Element data from apps and pages
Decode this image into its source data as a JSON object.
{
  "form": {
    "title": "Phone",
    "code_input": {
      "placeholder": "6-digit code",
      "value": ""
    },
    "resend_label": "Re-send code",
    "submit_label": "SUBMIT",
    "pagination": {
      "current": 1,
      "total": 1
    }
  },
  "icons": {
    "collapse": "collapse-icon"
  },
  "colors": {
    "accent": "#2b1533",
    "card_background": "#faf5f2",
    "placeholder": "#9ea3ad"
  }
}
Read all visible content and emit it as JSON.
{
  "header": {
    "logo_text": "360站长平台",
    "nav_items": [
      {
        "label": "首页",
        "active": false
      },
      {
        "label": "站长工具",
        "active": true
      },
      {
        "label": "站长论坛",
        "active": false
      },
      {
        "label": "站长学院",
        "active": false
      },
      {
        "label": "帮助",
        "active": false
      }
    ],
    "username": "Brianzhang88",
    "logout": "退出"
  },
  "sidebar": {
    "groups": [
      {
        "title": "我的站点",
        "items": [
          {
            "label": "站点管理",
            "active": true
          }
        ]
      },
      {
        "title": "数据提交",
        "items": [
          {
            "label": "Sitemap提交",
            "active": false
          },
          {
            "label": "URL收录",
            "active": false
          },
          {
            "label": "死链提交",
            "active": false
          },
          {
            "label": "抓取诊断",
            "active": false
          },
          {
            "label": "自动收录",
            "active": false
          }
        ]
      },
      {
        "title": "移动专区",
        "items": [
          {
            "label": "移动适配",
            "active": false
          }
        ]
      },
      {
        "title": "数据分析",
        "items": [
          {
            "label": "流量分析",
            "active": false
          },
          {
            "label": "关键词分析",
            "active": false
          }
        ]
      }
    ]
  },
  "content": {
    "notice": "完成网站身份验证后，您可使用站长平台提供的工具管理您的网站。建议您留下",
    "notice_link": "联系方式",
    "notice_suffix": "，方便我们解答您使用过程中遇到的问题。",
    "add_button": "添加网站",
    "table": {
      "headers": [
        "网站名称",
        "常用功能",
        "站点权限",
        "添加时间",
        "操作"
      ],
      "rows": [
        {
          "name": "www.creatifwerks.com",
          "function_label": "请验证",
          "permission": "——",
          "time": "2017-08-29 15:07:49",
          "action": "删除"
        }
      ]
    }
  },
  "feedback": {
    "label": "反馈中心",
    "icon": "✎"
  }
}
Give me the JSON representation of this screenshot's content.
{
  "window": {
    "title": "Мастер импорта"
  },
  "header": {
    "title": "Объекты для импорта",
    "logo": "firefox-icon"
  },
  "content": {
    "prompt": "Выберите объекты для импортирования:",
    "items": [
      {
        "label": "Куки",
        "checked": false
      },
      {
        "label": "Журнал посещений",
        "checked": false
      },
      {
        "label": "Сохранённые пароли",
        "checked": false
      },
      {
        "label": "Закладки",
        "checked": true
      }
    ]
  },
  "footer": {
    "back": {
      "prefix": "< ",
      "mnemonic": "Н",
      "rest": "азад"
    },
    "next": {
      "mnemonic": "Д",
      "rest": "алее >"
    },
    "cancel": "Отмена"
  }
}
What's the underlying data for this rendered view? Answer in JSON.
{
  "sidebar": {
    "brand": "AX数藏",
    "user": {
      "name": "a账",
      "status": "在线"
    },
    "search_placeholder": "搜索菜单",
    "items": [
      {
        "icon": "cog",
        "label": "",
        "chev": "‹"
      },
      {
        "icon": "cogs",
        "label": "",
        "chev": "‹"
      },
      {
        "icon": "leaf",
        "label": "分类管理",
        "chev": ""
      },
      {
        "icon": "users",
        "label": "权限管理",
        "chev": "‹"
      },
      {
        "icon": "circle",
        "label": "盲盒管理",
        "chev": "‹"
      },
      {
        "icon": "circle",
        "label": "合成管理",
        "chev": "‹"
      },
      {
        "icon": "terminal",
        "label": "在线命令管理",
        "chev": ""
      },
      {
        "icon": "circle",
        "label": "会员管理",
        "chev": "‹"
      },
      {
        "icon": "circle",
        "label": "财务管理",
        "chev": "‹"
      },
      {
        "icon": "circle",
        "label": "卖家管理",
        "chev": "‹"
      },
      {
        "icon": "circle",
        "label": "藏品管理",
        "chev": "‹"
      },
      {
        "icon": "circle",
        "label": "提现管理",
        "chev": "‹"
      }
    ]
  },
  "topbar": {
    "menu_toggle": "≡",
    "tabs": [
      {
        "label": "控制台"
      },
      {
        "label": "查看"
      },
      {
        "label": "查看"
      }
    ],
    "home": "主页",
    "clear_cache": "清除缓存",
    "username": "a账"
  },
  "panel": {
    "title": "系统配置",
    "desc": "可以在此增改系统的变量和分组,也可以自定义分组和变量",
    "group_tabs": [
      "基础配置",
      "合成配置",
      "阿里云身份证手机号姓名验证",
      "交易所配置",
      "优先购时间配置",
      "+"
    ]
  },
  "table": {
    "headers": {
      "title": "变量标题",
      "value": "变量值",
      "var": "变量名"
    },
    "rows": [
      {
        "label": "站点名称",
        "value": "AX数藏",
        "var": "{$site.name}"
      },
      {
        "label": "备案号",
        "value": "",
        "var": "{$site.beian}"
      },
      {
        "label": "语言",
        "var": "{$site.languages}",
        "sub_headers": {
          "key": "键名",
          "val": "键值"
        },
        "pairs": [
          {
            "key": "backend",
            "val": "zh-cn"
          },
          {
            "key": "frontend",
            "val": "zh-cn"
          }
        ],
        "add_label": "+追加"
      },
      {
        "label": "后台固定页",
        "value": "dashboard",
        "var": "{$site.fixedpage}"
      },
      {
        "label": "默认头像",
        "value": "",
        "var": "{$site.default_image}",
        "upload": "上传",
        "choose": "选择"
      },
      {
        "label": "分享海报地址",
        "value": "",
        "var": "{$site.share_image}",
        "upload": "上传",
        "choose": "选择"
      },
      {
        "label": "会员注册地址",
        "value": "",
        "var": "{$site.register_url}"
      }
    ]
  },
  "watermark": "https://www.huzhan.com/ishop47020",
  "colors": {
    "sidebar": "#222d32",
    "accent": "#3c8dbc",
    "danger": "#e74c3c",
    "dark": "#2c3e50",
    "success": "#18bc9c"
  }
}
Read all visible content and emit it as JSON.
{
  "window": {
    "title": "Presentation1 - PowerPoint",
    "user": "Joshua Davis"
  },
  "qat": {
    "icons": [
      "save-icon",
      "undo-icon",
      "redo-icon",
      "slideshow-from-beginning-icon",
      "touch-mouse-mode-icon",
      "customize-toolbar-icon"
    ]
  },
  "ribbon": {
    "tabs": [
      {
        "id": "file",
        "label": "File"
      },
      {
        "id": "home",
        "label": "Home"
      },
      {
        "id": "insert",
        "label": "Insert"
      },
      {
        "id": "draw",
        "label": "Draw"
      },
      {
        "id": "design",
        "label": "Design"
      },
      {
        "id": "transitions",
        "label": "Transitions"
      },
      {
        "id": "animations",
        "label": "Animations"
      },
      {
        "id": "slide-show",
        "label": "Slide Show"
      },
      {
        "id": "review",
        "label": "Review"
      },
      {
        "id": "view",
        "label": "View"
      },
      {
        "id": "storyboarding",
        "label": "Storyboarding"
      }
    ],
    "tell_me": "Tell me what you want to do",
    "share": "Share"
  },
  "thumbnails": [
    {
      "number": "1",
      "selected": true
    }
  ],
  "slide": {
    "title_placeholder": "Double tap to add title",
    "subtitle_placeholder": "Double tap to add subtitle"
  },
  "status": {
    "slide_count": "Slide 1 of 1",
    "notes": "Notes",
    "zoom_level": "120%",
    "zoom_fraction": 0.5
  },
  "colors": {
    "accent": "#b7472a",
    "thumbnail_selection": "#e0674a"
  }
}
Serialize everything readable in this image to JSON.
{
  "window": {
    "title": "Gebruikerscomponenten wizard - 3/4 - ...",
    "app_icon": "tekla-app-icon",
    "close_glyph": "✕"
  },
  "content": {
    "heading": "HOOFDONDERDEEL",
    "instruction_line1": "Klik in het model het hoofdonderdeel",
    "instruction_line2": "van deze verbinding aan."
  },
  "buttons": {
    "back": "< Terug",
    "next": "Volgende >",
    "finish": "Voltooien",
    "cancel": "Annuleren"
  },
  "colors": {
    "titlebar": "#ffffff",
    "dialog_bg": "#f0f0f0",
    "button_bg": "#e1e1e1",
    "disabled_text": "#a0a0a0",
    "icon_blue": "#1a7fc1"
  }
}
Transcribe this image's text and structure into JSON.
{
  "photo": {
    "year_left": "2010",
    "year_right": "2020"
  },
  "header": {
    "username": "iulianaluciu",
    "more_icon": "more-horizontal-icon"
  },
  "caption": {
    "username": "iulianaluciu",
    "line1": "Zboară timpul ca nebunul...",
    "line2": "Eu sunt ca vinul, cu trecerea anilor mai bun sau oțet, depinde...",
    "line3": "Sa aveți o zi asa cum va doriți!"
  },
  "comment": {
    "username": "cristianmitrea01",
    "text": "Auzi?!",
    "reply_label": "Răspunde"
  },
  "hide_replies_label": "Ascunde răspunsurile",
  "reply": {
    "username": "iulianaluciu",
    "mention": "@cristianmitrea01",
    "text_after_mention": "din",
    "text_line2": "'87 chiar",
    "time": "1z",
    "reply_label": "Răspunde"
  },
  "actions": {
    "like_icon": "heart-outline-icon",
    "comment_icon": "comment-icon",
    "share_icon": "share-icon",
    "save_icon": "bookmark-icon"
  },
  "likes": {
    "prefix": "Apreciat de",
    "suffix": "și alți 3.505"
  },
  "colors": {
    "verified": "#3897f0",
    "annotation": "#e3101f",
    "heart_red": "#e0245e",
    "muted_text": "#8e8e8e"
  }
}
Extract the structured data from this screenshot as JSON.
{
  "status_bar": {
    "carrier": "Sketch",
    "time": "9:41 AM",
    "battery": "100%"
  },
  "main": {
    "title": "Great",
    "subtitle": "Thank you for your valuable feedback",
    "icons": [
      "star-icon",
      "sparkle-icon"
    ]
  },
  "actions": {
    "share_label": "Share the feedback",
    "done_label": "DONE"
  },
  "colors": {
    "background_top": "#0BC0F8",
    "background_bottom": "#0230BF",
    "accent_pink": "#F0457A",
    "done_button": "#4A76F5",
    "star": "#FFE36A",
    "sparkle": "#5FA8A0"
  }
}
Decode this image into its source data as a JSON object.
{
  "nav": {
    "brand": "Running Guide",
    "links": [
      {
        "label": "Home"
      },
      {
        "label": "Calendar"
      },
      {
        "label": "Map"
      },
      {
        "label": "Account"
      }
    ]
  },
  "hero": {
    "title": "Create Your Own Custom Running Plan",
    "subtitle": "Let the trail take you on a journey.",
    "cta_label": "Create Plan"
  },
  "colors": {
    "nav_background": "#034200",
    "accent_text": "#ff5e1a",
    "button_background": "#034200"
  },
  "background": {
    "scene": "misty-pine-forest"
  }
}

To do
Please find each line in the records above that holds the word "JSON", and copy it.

Task solution
Decode this image into its source data as a JSON object.
Read all visible content and emit it as JSON.
Give me the JSON representation of this screenshot's content.
What's the underlying data for this rendered view? Answer in JSON.
Read all visible content and emit it as JSON.
Serialize everything readable in this image to JSON.
Transcribe this image's text and structure into JSON.
Extract the structured data from this screenshot as JSON.
Decode this image into its source data as a JSON object.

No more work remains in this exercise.